» Instructions to follow:
Output the entries below unchanged, except for the pictures.

» Data for processing:
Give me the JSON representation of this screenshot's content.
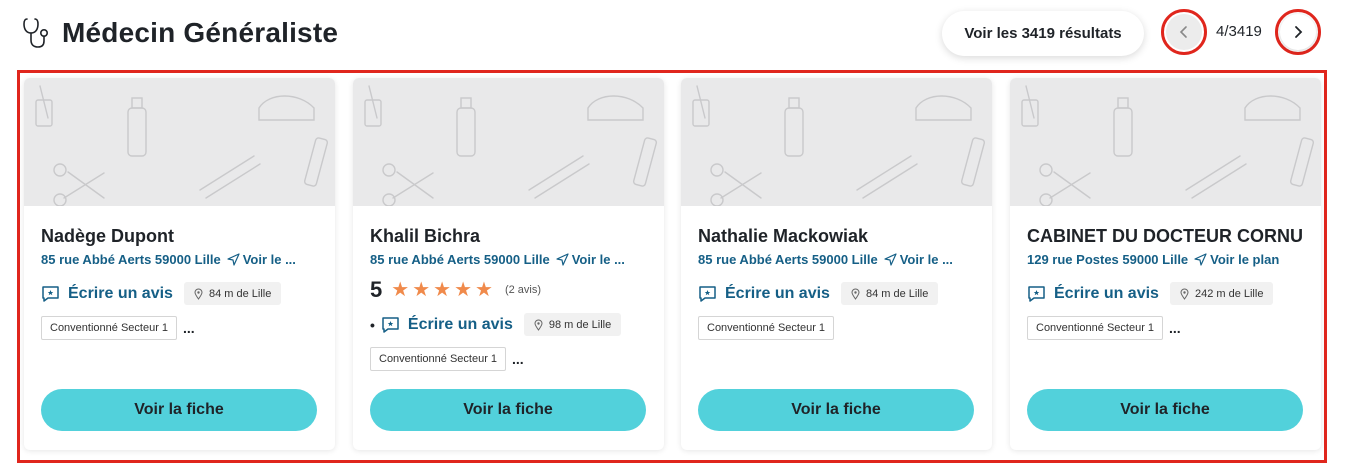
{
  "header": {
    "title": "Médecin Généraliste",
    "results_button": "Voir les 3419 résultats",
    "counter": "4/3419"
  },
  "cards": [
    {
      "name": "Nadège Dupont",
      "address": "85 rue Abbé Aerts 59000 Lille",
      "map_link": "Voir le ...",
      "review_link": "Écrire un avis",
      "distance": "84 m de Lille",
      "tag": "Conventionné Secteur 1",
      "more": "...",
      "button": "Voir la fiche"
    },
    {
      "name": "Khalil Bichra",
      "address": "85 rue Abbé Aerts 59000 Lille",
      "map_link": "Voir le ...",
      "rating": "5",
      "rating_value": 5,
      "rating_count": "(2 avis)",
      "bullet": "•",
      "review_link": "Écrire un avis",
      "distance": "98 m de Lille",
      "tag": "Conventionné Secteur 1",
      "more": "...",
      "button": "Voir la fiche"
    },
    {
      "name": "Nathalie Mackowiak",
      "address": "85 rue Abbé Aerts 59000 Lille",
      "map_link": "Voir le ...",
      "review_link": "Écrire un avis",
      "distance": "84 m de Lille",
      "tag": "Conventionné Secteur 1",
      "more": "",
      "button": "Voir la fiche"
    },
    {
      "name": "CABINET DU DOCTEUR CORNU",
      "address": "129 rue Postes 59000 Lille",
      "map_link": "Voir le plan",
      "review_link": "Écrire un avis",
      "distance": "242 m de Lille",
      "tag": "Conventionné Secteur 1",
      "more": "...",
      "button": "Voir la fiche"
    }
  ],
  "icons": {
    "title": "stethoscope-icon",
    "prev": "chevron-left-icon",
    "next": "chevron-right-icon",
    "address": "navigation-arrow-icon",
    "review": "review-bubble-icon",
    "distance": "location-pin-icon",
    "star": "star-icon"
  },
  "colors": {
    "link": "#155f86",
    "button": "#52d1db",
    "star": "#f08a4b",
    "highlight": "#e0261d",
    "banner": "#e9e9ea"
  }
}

» Worked solution:
Give me the JSON representation of this screenshot's content.
{
  "header": {
    "title": "Médecin Généraliste",
    "results_button": "Voir les 3419 résultats",
    "counter": "4/3419"
  },
  "cards": [
    {
      "name": "Nadège Dupont",
      "address": "85 rue Abbé Aerts 59000 Lille",
      "map_link": "Voir le ...",
      "review_link": "Écrire un avis",
      "distance": "84 m de Lille",
      "tag": "Conventionné Secteur 1",
      "more": "...",
      "button": "Voir la fiche"
    },
    {
      "name": "Khalil Bichra",
      "address": "85 rue Abbé Aerts 59000 Lille",
      "map_link": "Voir le ...",
      "rating": "5",
      "rating_value": 5,
      "rating_count": "(2 avis)",
      "bullet": "•",
      "review_link": "Écrire un avis",
      "distance": "98 m de Lille",
      "tag": "Conventionné Secteur 1",
      "more": "...",
      "button": "Voir la fiche"
    },
    {
      "name": "Nathalie Mackowiak",
      "address": "85 rue Abbé Aerts 59000 Lille",
      "map_link": "Voir le ...",
      "review_link": "Écrire un avis",
      "distance": "84 m de Lille",
      "tag": "Conventionné Secteur 1",
      "more": "",
      "button": "Voir la fiche"
    },
    {
      "name": "CABINET DU DOCTEUR CORNU",
      "address": "129 rue Postes 59000 Lille",
      "map_link": "Voir le plan",
      "review_link": "Écrire un avis",
      "distance": "242 m de Lille",
      "tag": "Conventionné Secteur 1",
      "more": "...",
      "button": "Voir la fiche"
    }
  ],
  "icons": {
    "title": "stethoscope-icon",
    "prev": "chevron-left-icon",
    "next": "chevron-right-icon",
    "address": "navigation-arrow-icon",
    "review": "review-bubble-icon",
    "distance": "location-pin-icon",
    "star": "star-icon"
  },
  "colors": {
    "link": "#155f86",
    "button": "#52d1db",
    "star": "#f08a4b",
    "highlight": "#e0261d",
    "banner": "#e9e9ea"
  }
}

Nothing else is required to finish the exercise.